|Possibly a photo of William S Hutton (b.1836)|
William and his wife Ann had five children, although one son died in infancy. Neither of his two surviving sons followed him to sea, possibly because they were fairly young when he died and probably because he left them comfortably off in a complete contrast to the previous generation. William died in 1887 at the age of 48 from cancer of the stomach, Ann survived him living until she was 88 years old. The only sign that she had to take up work to support the family is in the 1901 census when she is listed as a Monthly nurse.
Joseph (b.1873) my own great grandfather was only 13 when William snr died. By 1871 he was a Grocer's apprentice aged 17 and his brother, another William (b. 1872) who was 15 when his father died worked his way up on the railways from messenger to fireman. The girls also worked, Annie (b. 1863) as a dressmaker and Jane (b.1868 and owner of the photo album) as a school teacher.
We always knew that William snr had been a sailor because my grandmother had a framed copy of his Master Mariner's certificate on the wall of her spare bedroom. My uncle has this now, but copies were recently released on Ancestry in the Masters and Mates Certificates, 1850-1927 collection.
|William S Hutton's Master Mariner's certificate (from Ancestry)|
|Reverse of William S Hutton's Master Mariner's certificate (from Ancestry)|
These enabled me to look his records in the Guildhall in London in August 1997 (such a long time ago!) quite easily.
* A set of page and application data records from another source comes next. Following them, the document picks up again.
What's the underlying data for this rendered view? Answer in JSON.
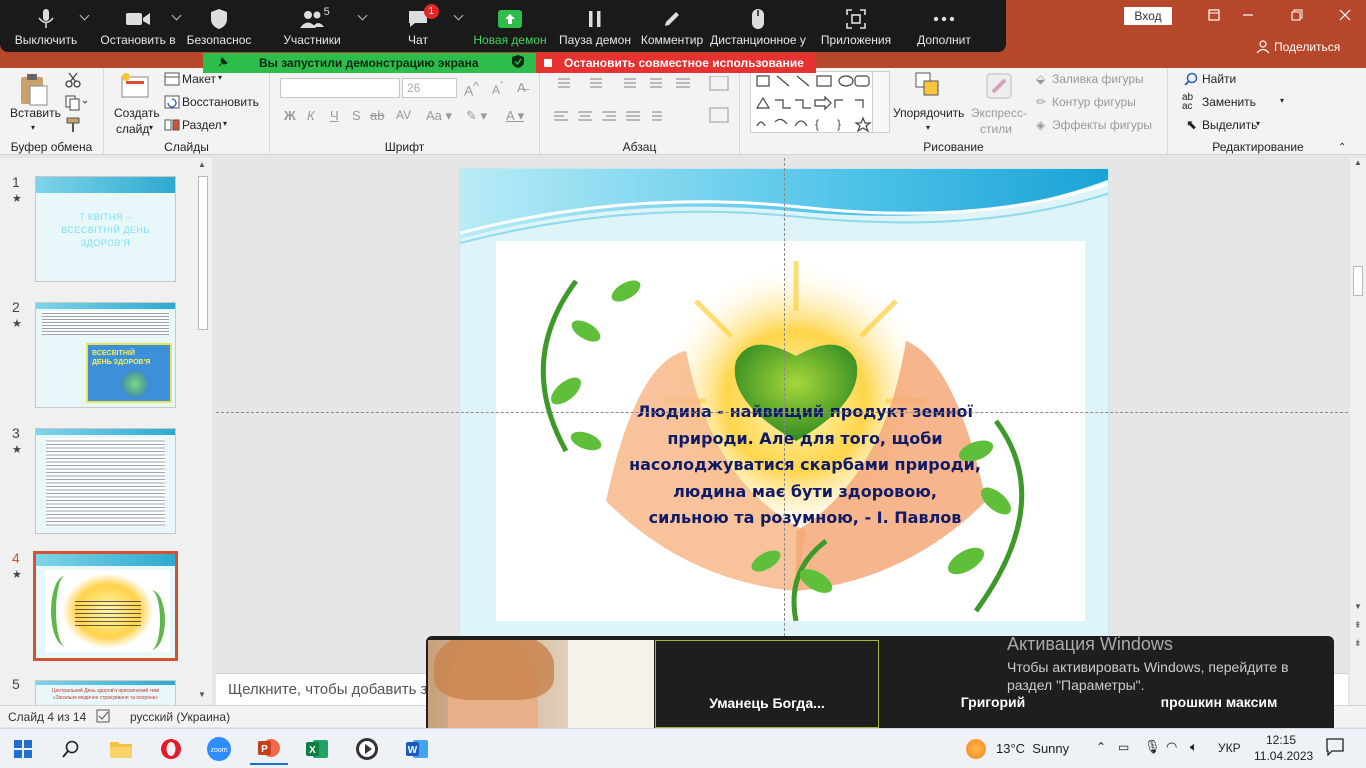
{
  "zoom_toolbar": {
    "items": [
      {
        "label": "Выключить",
        "icon": "microphone-icon"
      },
      {
        "label": "Остановить в",
        "icon": "video-camera-icon"
      },
      {
        "label": "Безопаснос",
        "icon": "shield-icon"
      },
      {
        "label": "Участники",
        "icon": "participants-icon",
        "count": "5"
      },
      {
        "label": "Чат",
        "icon": "chat-icon",
        "badge": "1"
      },
      {
        "label": "Новая демон",
        "icon": "share-screen-icon"
      },
      {
        "label": "Пауза демон",
        "icon": "pause-icon"
      },
      {
        "label": "Комментир",
        "icon": "pencil-icon"
      },
      {
        "label": "Дистанционное у",
        "icon": "mouse-icon"
      },
      {
        "label": "Приложения",
        "icon": "apps-icon"
      },
      {
        "label": "Дополнит",
        "icon": "more-icon"
      }
    ],
    "accent": "#2dbd4a"
  },
  "share_banner": {
    "started": "Вы запустили демонстрацию экрана",
    "stop": "Остановить совместное использование"
  },
  "titlebar": {
    "sign_in": "Вход",
    "share": "Поделиться",
    "color": "#b7472a"
  },
  "ribbon": {
    "clipboard": {
      "paste": "Вставить",
      "label": "Буфер обмена"
    },
    "slides": {
      "new_slide_line1": "Создать",
      "new_slide_line2": "слайд",
      "layout": "Макет",
      "reset": "Восстановить",
      "section": "Раздел",
      "label": "Слайды"
    },
    "font": {
      "size": "26",
      "bold": "Ж",
      "italic": "К",
      "underline": "Ч",
      "strike": "S",
      "label": "Шрифт"
    },
    "paragraph": {
      "label": "Абзац"
    },
    "drawing": {
      "arrange": "Упорядочить",
      "quick_styles_line1": "Экспресс-",
      "quick_styles_line2": "стили",
      "fill": "Заливка фигуры",
      "outline": "Контур фигуры",
      "effects": "Эффекты фигуры",
      "label": "Рисование"
    },
    "editing": {
      "find": "Найти",
      "replace": "Заменить",
      "select": "Выделить",
      "label": "Редактирование"
    }
  },
  "thumbnails": [
    {
      "number": "1",
      "title": "7 КВІТНЯ – ВСЕСВІТНІЙ ДЕНЬ ЗДОРОВ'Я"
    },
    {
      "number": "2",
      "badge_line1": "ВСЕСВІТНІЙ",
      "badge_line2": "ДЕНЬ ЗДОРОВ'Я"
    },
    {
      "number": "3"
    },
    {
      "number": "4",
      "selected": true
    },
    {
      "number": "5",
      "title": "Центральний День здоров'я присвячений темі «Загальне медичне страхування та охорона»"
    }
  ],
  "slide": {
    "quote_lines": [
      "Людина - найвищий продукт земної",
      "природи. Але для того, щоби",
      "насолоджуватися скарбами природи,",
      "людина має бути здоровою,",
      "сильною та розумною, - І. Павлов"
    ],
    "text_color": "#101a66"
  },
  "notes_placeholder": "Щелкните, чтобы добавить за",
  "status": {
    "slide_info": "Слайд 4 из 14",
    "language": "русский (Украина)"
  },
  "video": {
    "tiles": [
      "Уманець Богда...",
      "Григорий",
      "прошкин максим"
    ]
  },
  "activation": {
    "title": "Активация Windows",
    "line1": "Чтобы активировать Windows, перейдите в",
    "line2": "раздел \"Параметры\"."
  },
  "taskbar": {
    "weather": "13°C  Sunny",
    "lang": "УКР",
    "time": "12:15",
    "date": "11.04.2023"
  }
}
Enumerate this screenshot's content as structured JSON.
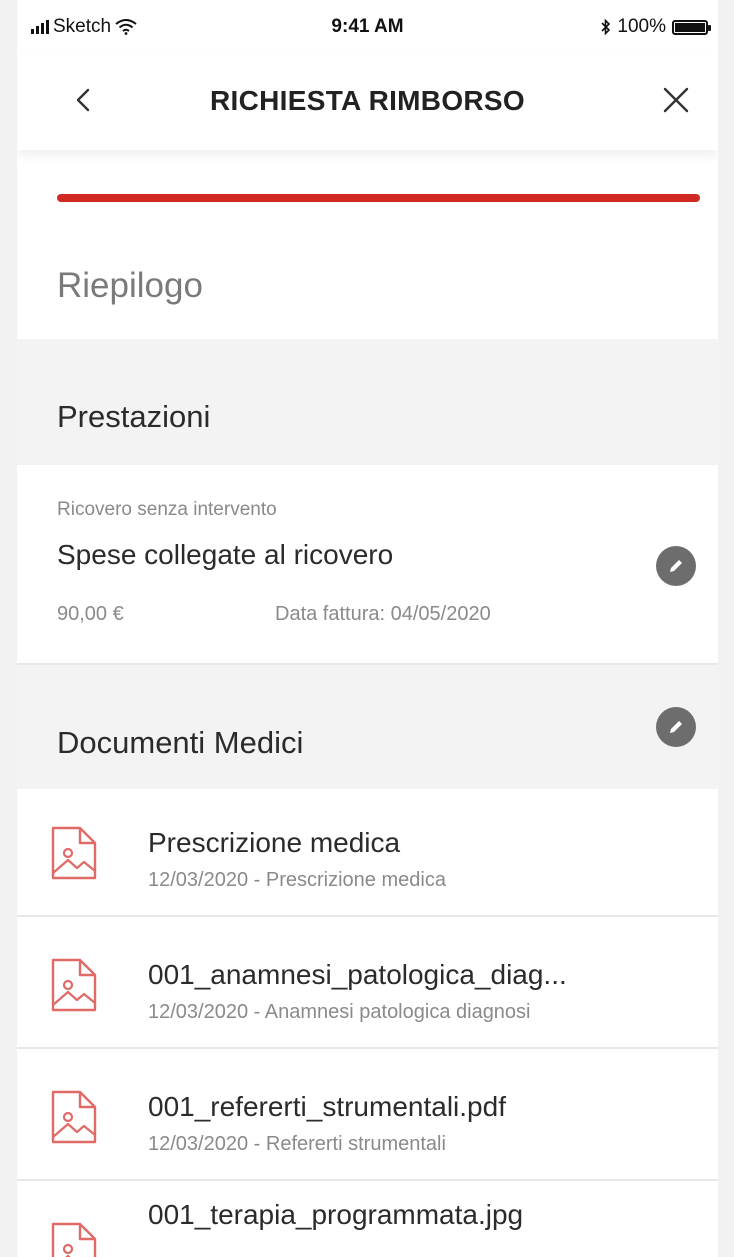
{
  "status_bar": {
    "carrier": "Sketch",
    "time": "9:41 AM",
    "battery": "100%",
    "battery_level": 1.0
  },
  "navbar": {
    "back_icon": "chevron-left-icon",
    "title": "RICHIESTA RIMBORSO",
    "close_icon": "close-icon"
  },
  "progress": {
    "fraction": 1.0,
    "color": "#d12a24"
  },
  "page_title": "Riepilogo",
  "prestazioni": {
    "header": "Prestazioni",
    "item": {
      "category": "Ricovero senza intervento",
      "name": "Spese collegate al ricovero",
      "amount": "90,00 €",
      "invoice_date": "Data fattura: 04/05/2020",
      "edit_icon": "pencil-icon"
    }
  },
  "documenti": {
    "header": "Documenti Medici",
    "edit_icon": "pencil-icon",
    "items": [
      {
        "title": "Prescrizione medica",
        "subtitle": "12/03/2020 - Prescrizione medica",
        "icon": "image-file-icon"
      },
      {
        "title": "001_anamnesi_patologica_diag...",
        "subtitle": "12/03/2020 - Anamnesi patologica diagnosi",
        "icon": "image-file-icon"
      },
      {
        "title": "001_refererti_strumentali.pdf",
        "subtitle": "12/03/2020 - Refererti strumentali",
        "icon": "image-file-icon"
      },
      {
        "title": "001_terapia_programmata.jpg",
        "subtitle": "",
        "icon": "image-file-icon"
      }
    ]
  },
  "colors": {
    "accent": "#d12a24",
    "section_bg": "#f3f3f3",
    "edit_button": "#6d6d6d"
  }
}
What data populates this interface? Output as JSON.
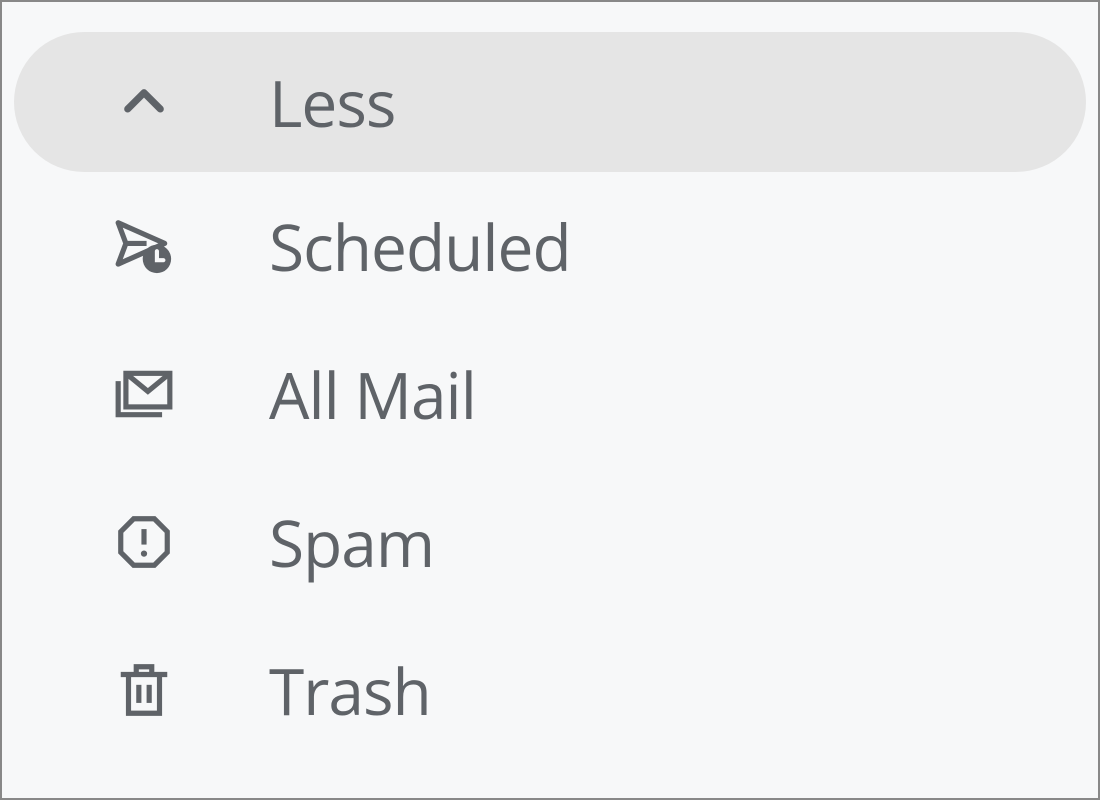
{
  "sidebar": {
    "collapse": {
      "label": "Less"
    },
    "items": [
      {
        "label": "Scheduled"
      },
      {
        "label": "All Mail"
      },
      {
        "label": "Spam"
      },
      {
        "label": "Trash"
      }
    ]
  }
}
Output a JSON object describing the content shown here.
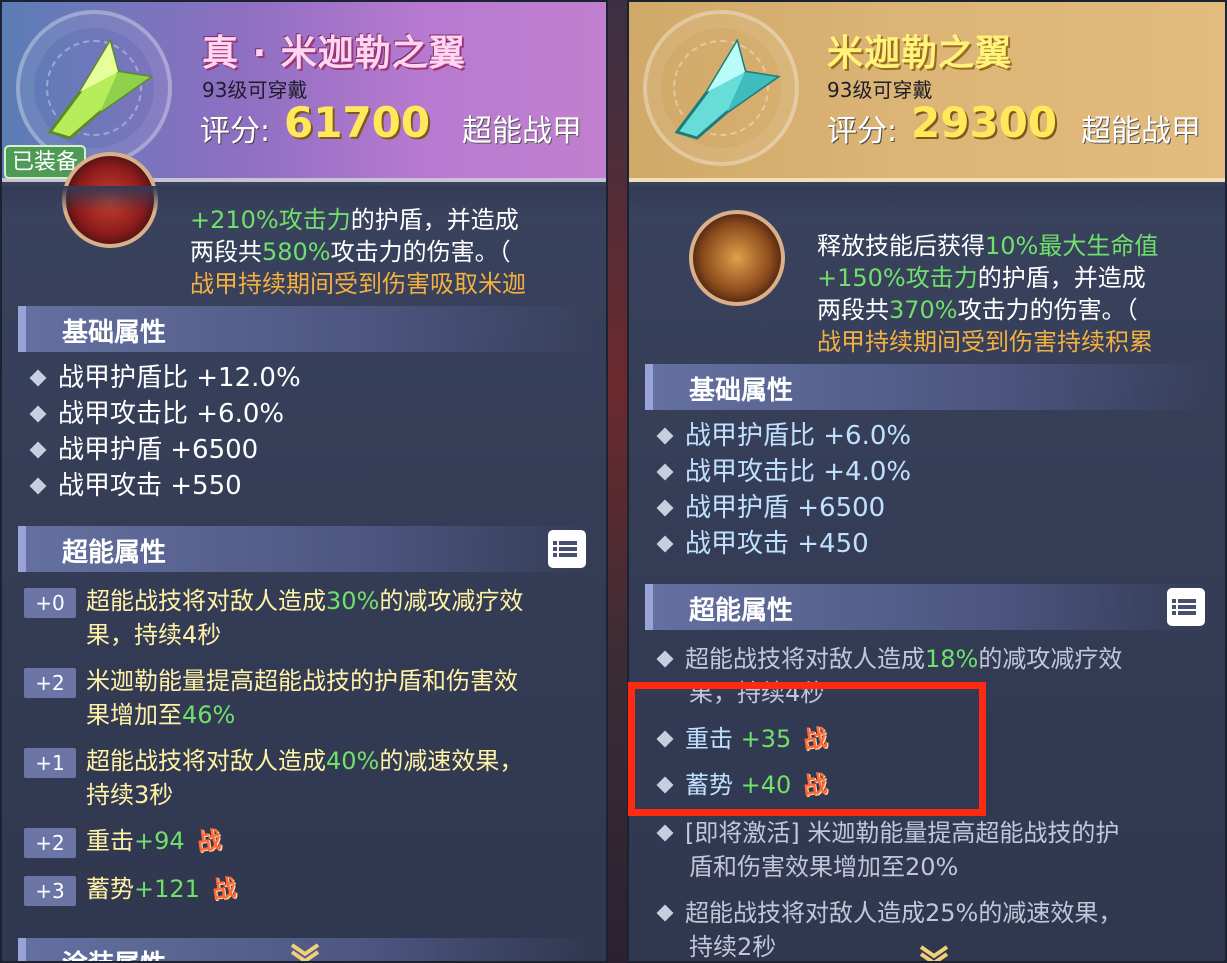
{
  "left": {
    "title": "真 · 米迦勒之翼",
    "level_req": "93级可穿戴",
    "score_label": "评分:",
    "score_value": "61700",
    "type": "超能战甲",
    "equipped_badge": "已装备",
    "skill_desc": {
      "line1_a": "+210%攻击力",
      "line1_b": "的护盾，并造成",
      "line2_a": "两段共",
      "line2_b": "580%",
      "line2_c": "攻击力的伤害。（",
      "line3": "战甲持续期间受到伤害吸取米迦"
    },
    "base_title": "基础属性",
    "base_attrs": [
      "战甲护盾比 +12.0%",
      "战甲攻击比 +6.0%",
      "战甲护盾 +6500",
      "战甲攻击 +550"
    ],
    "super_title": "超能属性",
    "super_attrs": [
      {
        "badge": "+0",
        "a": "超能战技将对敌人造成",
        "b": "30%",
        "c": "的减攻减疗效",
        "d": "果，持续4秒"
      },
      {
        "badge": "+2",
        "a": "米迦勒能量提高超能战技的护盾和伤害效",
        "d1": "果增加至",
        "d2": "46%"
      },
      {
        "badge": "+1",
        "a": "超能战技将对敌人造成",
        "b": "40%",
        "c": "的减速效果，",
        "d": "持续3秒"
      },
      {
        "badge": "+2",
        "name": "重击",
        "value": "+94",
        "tag": "战"
      },
      {
        "badge": "+3",
        "name": "蓄势",
        "value": "+121",
        "tag": "战"
      }
    ],
    "next_section": "涂装属性"
  },
  "right": {
    "title": "米迦勒之翼",
    "level_req": "93级可穿戴",
    "score_label": "评分:",
    "score_value": "29300",
    "type": "超能战甲",
    "skill_desc": {
      "line1_a": "释放技能后获得",
      "line1_b": "10%最大生命值",
      "line2_a": "+150%攻击力",
      "line2_b": "的护盾，并造成",
      "line3_a": "两段共",
      "line3_b": "370%",
      "line3_c": "攻击力的伤害。（",
      "line4": "战甲持续期间受到伤害持续积累"
    },
    "base_title": "基础属性",
    "base_attrs": [
      "战甲护盾比 +6.0%",
      "战甲攻击比 +4.0%",
      "战甲护盾 +6500",
      "战甲攻击 +450"
    ],
    "super_title": "超能属性",
    "super_attrs": {
      "s1_a": "超能战技将对敌人造成",
      "s1_b": "18%",
      "s1_c": "的减攻减疗效",
      "s1_d": "果，持续4秒",
      "s2_name": "重击",
      "s2_value": "+35",
      "s3_name": "蓄势",
      "s3_value": "+40",
      "tag": "战",
      "s4_a": "[即将激活]  米迦勒能量提高超能战技的护",
      "s4_b": "盾和伤害效果增加至20%",
      "s5_a": "超能战技将对敌人造成25%的减速效果，",
      "s5_b": "持续2秒"
    }
  },
  "colors": {
    "highlight_box": "#ff2a12",
    "green": "#6fe06a",
    "orange": "#f2b040",
    "yellow": "#fff2a6"
  },
  "icons": [
    "wing-icon",
    "skill-emblem-icon",
    "list-icon",
    "chevron-down-icon",
    "diamond-bullet-icon"
  ]
}
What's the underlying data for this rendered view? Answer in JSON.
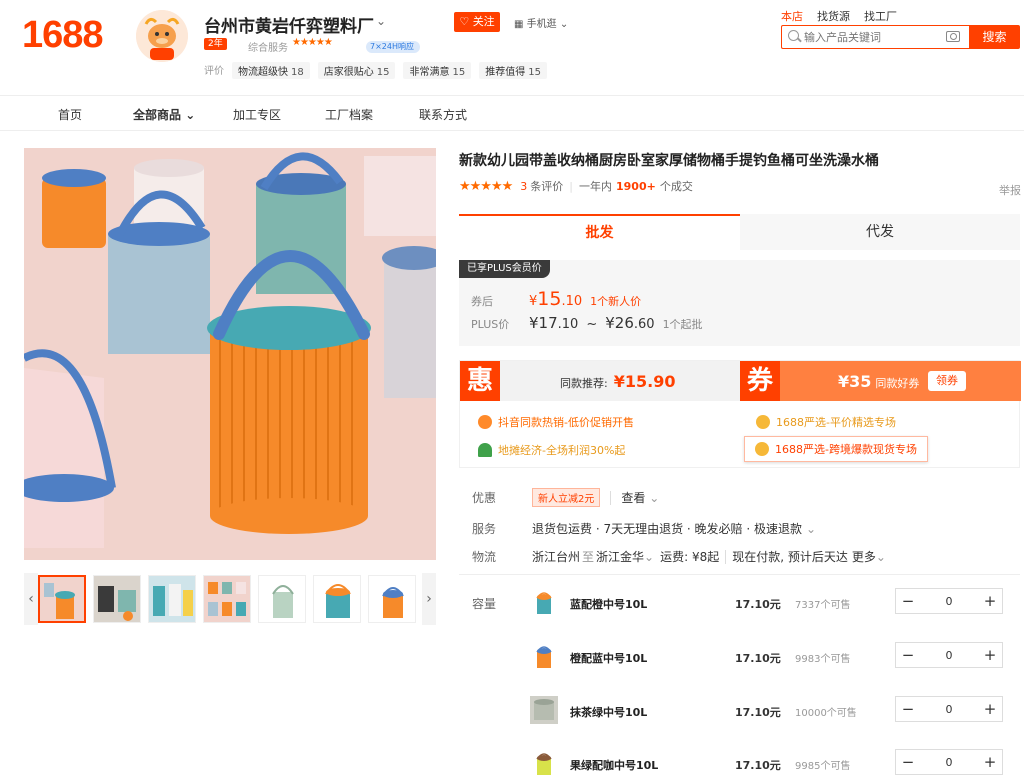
{
  "header": {
    "logo": "1688",
    "shop_name": "台州市黄岩仟弈塑料厂",
    "follow_label": "关注",
    "mobile_label": "手机逛",
    "year_badge": "2年",
    "service_label": "综合服务",
    "service_stars": "★★★★★",
    "response_badge": "7×24H响应",
    "eval_label": "评价",
    "eval_items": [
      {
        "label": "物流超级快",
        "count": "18"
      },
      {
        "label": "店家很贴心",
        "count": "15"
      },
      {
        "label": "非常满意",
        "count": "15"
      },
      {
        "label": "推荐值得",
        "count": "15"
      }
    ],
    "scope_tabs": [
      "本店",
      "找货源",
      "找工厂"
    ],
    "search_placeholder": "输入产品关键词",
    "search_button": "搜索"
  },
  "nav": {
    "items": [
      "首页",
      "全部商品",
      "加工专区",
      "工厂档案",
      "联系方式"
    ]
  },
  "gallery": {
    "thumb_count": 7
  },
  "product": {
    "title": "新款幼儿园带盖收纳桶厨房卧室家厚储物桶手提钓鱼桶可坐洗澡水桶",
    "stars": "★★★★★",
    "review_count": "3",
    "review_label": "条评价",
    "period_label": "一年内",
    "sold_count": "1900+",
    "sold_label": "个成交",
    "report_label": "举报",
    "tab_wholesale": "批发",
    "tab_dropship": "代发",
    "plus_badge": "已享PLUS会员价",
    "coupon_price_label": "券后",
    "coupon_price_yen": "¥",
    "coupon_price_int": "15",
    "coupon_price_dec": ".10",
    "coupon_price_note": "1个新人价",
    "plus_price_label": "PLUS价",
    "plus_price_low_int": "¥17",
    "plus_price_low_dec": ".10",
    "plus_price_sep": "~",
    "plus_price_high_int": "¥26",
    "plus_price_high_dec": ".60",
    "plus_price_note": "1个起批"
  },
  "promo": {
    "hui_icon": "惠",
    "hui_label": "同款推荐:",
    "hui_price": "¥15.90",
    "quan_icon": "券",
    "quan_amount": "¥35",
    "quan_label": "同款好券",
    "quan_button": "领券",
    "links": [
      "抖音同款热销-低价促销开售",
      "1688严选-平价精选专场",
      "地摊经济-全场利润30%起",
      "1688严选-跨境爆款现货专场"
    ]
  },
  "info": {
    "discount_label": "优惠",
    "discount_tag": "新人立减2元",
    "discount_more": "查看",
    "service_label": "服务",
    "service_text": "退货包运费 · 7天无理由退货 · 晚发必赔 · 极速退款",
    "logistics_label": "物流",
    "logistics_from": "浙江台州",
    "logistics_to_word": "至",
    "logistics_to": "浙江金华",
    "logistics_fee": "运费: ¥8起",
    "logistics_eta": "现在付款, 预计后天达",
    "logistics_more": "更多"
  },
  "sku": {
    "label": "容量",
    "items": [
      {
        "name": "蓝配橙中号10L",
        "price": "17.10元",
        "stock": "7337个可售",
        "qty": "0",
        "minus": "−",
        "plus": "+"
      },
      {
        "name": "橙配蓝中号10L",
        "price": "17.10元",
        "stock": "9983个可售",
        "qty": "0",
        "minus": "−",
        "plus": "+"
      },
      {
        "name": "抹茶绿中号10L",
        "price": "17.10元",
        "stock": "10000个可售",
        "qty": "0",
        "minus": "−",
        "plus": "+"
      },
      {
        "name": "果绿配咖中号10L",
        "price": "17.10元",
        "stock": "9985个可售",
        "qty": "0",
        "minus": "−",
        "plus": "+"
      }
    ]
  },
  "colors": {
    "brand": "#ff4000",
    "accent_orange": "#ff8040",
    "bucket_orange": "#f68a2a",
    "bucket_blue": "#4f7fc4",
    "bucket_teal": "#47a9b3",
    "background_pink": "#f1d3cc"
  }
}
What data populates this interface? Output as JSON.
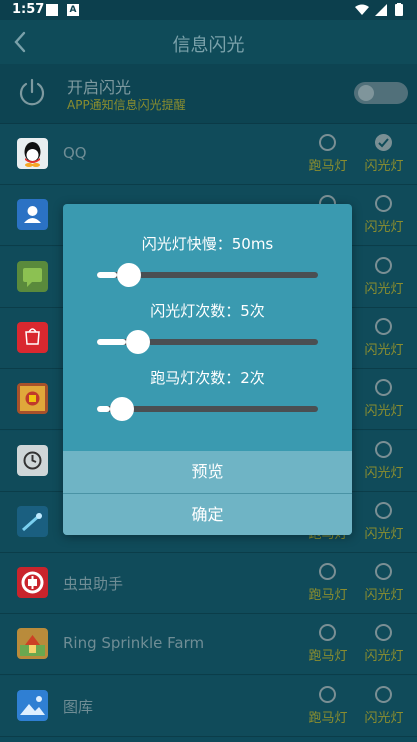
{
  "statusbar": {
    "time": "1:57",
    "notif_badge": "A"
  },
  "appbar": {
    "title": "信息闪光"
  },
  "master": {
    "title": "开启闪光",
    "subtitle": "APP通知信息闪光提醒",
    "enabled": false
  },
  "options": {
    "run_label": "跑马灯",
    "flash_label": "闪光灯"
  },
  "apps": [
    {
      "name": "QQ",
      "icon": "qq-icon",
      "run": false,
      "flash": true
    },
    {
      "name": "",
      "icon": "contacts-icon",
      "run": false,
      "flash": false
    },
    {
      "name": "",
      "icon": "messages-icon",
      "run": false,
      "flash": false
    },
    {
      "name": "",
      "icon": "huawei-store-icon",
      "run": false,
      "flash": false
    },
    {
      "name": "",
      "icon": "game-icon",
      "run": false,
      "flash": false
    },
    {
      "name": "",
      "icon": "clock-icon",
      "run": false,
      "flash": false
    },
    {
      "name": "",
      "icon": "app-icon",
      "run": false,
      "flash": false
    },
    {
      "name": "虫虫助手",
      "icon": "chongchong-icon",
      "run": false,
      "flash": false
    },
    {
      "name": "Ring Sprinkle Farm",
      "icon": "farm-icon",
      "run": false,
      "flash": false
    },
    {
      "name": "图库",
      "icon": "gallery-icon",
      "run": false,
      "flash": false
    }
  ],
  "dialog": {
    "speed_label": "闪光灯快慢：50ms",
    "speed_value": 0.09,
    "count_label": "闪光灯次数：5次",
    "count_value": 0.13,
    "run_label": "跑马灯次数：2次",
    "run_value": 0.06,
    "preview_label": "预览",
    "confirm_label": "确定"
  }
}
They used to keep the Lloyd's Captains Registers there, but I believe they have been moved to the London Metropolitan Archives. There is a partial index to the records online now but the letter H is not included. You would still need to go to London to consult the actual registers.
The records listed each ship he sailed on, the official number of the ship, when he served on it (details vary, sometimes just the year, sometimes full dates of engagement and discharge) and an abbreviation for the proposed destination of the ship. For example, FPS for France, Portugal, Spain and the Azores or B for Baltic, Norway, White Sea, and Gulf of Finland.
Here's an example of an entry for William:
1870 Leader 53122 M Jan 3 (in red ink) Feb 5 (in black ink) WI June 21 (red ink)
The ship's name "Leader" underlined means he was the Mate, and on 3rd Jan 1870 he returned from the Mediterranean, red ink indicates a discharge. On 5th Feb 1870 he was re-engaged for a voyage to the West Indies, from which he returned on 21st June.
Yesterday I was trying to fit all his periods of service into the family tree in order - I was curious as to how much time William snr was able to spend at home with his family and whether I could find out if he was at home when his children were born.
I recently purchased some timeline software that works with family tree Gedcom files - Genelines and I hoped that by entering all the data into my tree the timeline would show how events fitted together.
|William S Hutton's Timeline (created with Genelines) Click to enlarge|
William appears to be at sea during the time of his eldest child, Annie's birth. The large block from 1862 to 1865 represents his service on the Lebanon, a snow (a two masted square rigged type of ship) in the Mediterranean trade. I think I've picked out a couple of mentions of the correct ship from the Shipping & Maritime Intelligence pages of the 19th Century Newspapers online (free online from Newcastle Library and others), Alexandria is mentioned and Constantinople. He was probably backwards and forwards on a regular basis.
|From the Glasgow Herald, 26 Jun 1863. |
The Lebanon, master Hutchinon, set sail from Troon to Constantinople on 22nd.
(from 19th Century British Library Newspapers)
This topic could grow and grow so I'll end it here for now and sort out some more information for another day.